The rules of intake, which determine how educational institutions are accessed, play a significant part in generating intergenerational educational inequalities. Different rules may allow parental advantages to compensate for students’ lack of advantages (such as academic performance) or to multiply and help only those students who are in a position to use such additional advantages. In this article, we study compensation and the multiplication of advantages in the context of the Finnish higher education system. Entrance exams and a dual model (universities and polytechnics) make this system stand out among many other Western countries and hence suitable for this study. Using high-quality Finnish register data, we study the associations between parental education and stratified higher education enrolment across the school performance distribution. Our results show that polytechnics provide access for poorly performing students from higher social origins (compensatory advantage). Polytechnic education also attracts well-performing students from lower social origins, which leads to a situation in which well-performing students with higher social origins have a substantially larger probability of enrolling in university compared to well-performing students with lower social origins (multiplicative advantage).

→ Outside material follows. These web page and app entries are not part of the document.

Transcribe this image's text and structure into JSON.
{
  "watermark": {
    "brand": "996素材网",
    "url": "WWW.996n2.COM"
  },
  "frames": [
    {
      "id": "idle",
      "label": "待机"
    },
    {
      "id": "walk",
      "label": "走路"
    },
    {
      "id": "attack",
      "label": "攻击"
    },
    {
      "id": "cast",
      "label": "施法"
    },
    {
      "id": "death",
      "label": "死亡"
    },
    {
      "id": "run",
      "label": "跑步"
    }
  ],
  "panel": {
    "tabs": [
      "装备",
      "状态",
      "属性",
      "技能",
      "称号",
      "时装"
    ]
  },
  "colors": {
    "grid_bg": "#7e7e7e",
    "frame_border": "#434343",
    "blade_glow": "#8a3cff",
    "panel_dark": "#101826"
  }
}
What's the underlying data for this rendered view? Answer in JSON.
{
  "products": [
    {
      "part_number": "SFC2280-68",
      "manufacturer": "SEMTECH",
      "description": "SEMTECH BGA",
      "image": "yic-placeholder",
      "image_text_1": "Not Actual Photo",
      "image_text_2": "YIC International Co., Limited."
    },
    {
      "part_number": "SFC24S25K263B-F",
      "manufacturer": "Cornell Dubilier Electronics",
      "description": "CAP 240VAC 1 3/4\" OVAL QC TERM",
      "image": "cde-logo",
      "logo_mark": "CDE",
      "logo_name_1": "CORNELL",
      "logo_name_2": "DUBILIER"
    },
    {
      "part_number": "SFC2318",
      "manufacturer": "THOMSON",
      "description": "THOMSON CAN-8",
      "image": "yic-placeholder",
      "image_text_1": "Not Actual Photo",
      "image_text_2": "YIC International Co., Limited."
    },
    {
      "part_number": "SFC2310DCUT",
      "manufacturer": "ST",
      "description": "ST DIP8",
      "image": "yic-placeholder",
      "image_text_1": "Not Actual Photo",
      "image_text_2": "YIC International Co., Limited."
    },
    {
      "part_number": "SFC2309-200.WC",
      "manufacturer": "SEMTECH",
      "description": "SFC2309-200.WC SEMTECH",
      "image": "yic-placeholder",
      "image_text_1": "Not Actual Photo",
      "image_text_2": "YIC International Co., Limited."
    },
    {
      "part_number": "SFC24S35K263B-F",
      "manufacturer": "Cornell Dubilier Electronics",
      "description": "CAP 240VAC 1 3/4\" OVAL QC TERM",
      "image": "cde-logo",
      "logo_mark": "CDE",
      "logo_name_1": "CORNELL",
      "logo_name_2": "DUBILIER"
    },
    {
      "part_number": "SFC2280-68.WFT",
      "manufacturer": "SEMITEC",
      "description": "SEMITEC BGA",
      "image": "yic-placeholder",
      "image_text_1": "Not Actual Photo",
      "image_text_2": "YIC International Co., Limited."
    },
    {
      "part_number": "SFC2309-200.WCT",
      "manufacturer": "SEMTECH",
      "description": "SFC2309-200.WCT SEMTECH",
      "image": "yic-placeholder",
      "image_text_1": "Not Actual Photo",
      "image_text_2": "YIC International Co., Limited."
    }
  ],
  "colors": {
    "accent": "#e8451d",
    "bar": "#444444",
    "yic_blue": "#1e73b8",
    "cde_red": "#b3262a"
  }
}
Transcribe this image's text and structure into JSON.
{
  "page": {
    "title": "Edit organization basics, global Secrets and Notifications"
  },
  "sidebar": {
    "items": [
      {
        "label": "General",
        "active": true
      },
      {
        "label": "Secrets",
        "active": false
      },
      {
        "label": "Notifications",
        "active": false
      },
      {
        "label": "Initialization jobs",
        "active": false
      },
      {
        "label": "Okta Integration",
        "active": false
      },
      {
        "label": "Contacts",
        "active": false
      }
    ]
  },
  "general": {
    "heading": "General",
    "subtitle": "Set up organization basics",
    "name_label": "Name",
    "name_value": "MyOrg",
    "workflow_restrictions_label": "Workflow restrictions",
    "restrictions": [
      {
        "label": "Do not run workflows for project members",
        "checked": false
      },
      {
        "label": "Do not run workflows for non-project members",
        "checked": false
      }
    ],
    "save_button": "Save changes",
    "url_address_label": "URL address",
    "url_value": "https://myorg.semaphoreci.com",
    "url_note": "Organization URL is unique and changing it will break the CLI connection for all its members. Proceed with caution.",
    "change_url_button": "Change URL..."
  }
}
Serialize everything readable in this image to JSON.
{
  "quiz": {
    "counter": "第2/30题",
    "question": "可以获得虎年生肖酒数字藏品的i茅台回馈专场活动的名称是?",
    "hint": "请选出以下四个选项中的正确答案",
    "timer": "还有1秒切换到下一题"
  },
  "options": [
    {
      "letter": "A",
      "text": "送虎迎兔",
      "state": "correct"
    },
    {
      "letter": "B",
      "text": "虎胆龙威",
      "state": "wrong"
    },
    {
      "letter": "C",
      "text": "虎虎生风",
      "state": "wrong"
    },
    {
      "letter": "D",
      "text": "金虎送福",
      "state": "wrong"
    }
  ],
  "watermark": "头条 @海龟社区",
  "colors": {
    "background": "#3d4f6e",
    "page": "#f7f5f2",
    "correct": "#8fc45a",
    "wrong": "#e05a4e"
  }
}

Heiskala, L., Erola, J., & Kilpi-Jakonen, E. (2021). Compensatory and Multiplicative Advantages: Social Origin, School Performance, and Stratified Higher Education Enrolment in Finland. European Sociological Review, 37(2), 171–185. https://doi.org/10.1093/esr/jcaa046